4. Staying in Pisa and Florence seemed a perfect jumping off point to taste Tuscan wines, in particular the Chianti wines. Knowing very little about Italian wines, I was eager to taste and try. Our wine tour was just a bit too large. Side note, smaller tours are often better and have more times for both questions and commentary. That said, We got to enjoy the beautiful Tuscan countryside, visit a Chateau for tasting with food pairings and enjoy meeting other people on our tour. Our tour guide at the Chateau knew her stuff, explained about the vines and spent a fair bit of time matching the wine tasting to the food and it it really did make quite the difference. All in all, fairly enjoyable but not the most interesting of wines on this tour.

3. Wine Tasting in the Chateauneuf du pape.Avignon is the most logical place to start wine tours for Chateauneuf du pape. Easily one of my favourite wine regions, This Southern Rhone Wine region produces some of the biggest, boldest, most interesting French wines. I didn’t know just how much I ‘d come to adore Chateauneuf du pape wines when I first set out on the tour. Since then, I actively seek them out and the wines areimg_4811 among my favourite wines in the world! Our tour guide paired the wine tastings in the vineyards with a trip to the Roman Theatre in Orange so truly get an understanding of our surroundings. The theatre which is still in use is exceptional but the wines…. were out of this world. There was a wide variety of tastes from the light bodied summer wines to the full bodied flavour packed reds. A definite must for any wine lover.

2. Veuve Clicquot is one of the oldest Champagne houses in Reims, the capital of the Champagne region.europe-june-2010-453 It is also my favourite. The first champagne house to be run by a woman, Madame Clicquot back in 1805, she also invented the riddling process which allows us to enjoy champagne today. And oh how I enjoyed it!!! The Champagne all had remarkably different flavours and we came away with a new respect for Champagne house traditions. https://www.veuveclicquot.com/en-ca

1. For me the creme de la creme of wine tours was http://www.chemins-de-bourgogone.com. Leaving from the Beaune tourist office, thisbeaune-3 small tour takes you through the vineyards of Burgundy. Traveling through villages and vineyards that I had only heard of on a wine label, we one again we immersed in the process of making the wine and the art form and celebration associated with it. I learned to have a new respect for the vines, the workers, the wine maker and most of ll the wine. Stopping in a vineyard which has been in wine production since the time of Charlemagne, we tasted an eau de vie from the grapes of the vineyards were were sitting in. We finished off the tour at a winery for some tastings and I would easily book again and again.

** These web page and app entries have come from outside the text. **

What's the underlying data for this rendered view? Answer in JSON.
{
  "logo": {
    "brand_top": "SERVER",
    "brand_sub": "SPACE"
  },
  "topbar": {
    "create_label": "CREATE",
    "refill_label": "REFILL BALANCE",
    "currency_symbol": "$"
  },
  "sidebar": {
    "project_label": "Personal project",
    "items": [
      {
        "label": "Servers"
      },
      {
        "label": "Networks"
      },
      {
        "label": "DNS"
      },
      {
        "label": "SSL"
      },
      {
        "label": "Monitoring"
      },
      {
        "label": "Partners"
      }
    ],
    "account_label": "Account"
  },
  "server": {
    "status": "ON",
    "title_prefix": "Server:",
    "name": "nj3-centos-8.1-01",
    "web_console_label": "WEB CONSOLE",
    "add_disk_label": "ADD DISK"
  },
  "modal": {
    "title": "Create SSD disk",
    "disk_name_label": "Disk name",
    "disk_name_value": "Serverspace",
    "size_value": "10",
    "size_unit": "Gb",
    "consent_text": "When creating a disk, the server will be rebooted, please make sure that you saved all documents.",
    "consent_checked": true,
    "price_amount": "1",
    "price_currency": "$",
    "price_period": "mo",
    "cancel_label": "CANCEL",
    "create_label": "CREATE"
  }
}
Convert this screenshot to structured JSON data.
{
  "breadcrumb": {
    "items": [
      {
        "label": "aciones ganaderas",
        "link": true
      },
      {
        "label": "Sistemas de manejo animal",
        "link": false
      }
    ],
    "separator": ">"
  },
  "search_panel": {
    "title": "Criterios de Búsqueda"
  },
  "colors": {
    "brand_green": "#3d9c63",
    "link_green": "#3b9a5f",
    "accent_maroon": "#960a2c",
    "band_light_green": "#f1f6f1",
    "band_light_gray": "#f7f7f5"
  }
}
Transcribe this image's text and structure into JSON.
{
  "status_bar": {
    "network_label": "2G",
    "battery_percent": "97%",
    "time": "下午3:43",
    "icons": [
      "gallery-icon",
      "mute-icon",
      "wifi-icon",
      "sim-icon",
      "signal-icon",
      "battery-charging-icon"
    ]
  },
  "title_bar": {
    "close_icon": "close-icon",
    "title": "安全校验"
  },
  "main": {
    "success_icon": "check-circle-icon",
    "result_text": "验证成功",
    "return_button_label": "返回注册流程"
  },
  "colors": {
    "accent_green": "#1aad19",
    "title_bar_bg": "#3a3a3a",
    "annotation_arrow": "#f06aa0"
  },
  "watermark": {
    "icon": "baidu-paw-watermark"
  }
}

If you j20160825_122632ust want to start exploring wines from different countries and regions there is no better place than Gordons wine bar 47 Villiers St London. Just down the street from Charing Cross towards the Thames, Gordons wine bar is a hidden gem. Marketed as London’s oldest wine bar, the interior is era appropriate, even with its own wine cave  Featuring wines from around the world, even India and Lebanon, Gordons is a must go to try wines and have fun. The server will help you select and you’ll have a great time. http://gordonswinebar.com/

Wine is something many people love but can be a divisive topic. We all have opinions I have often heard and also said  ‘i don’t like white wine’ or ‘I don’t like merlot’ but maybe just maybe after a wine tour you find out you actually do. It is always worth  try to expand your tastes and try something you just might love ( I am looking at you Chateauneuf du pape).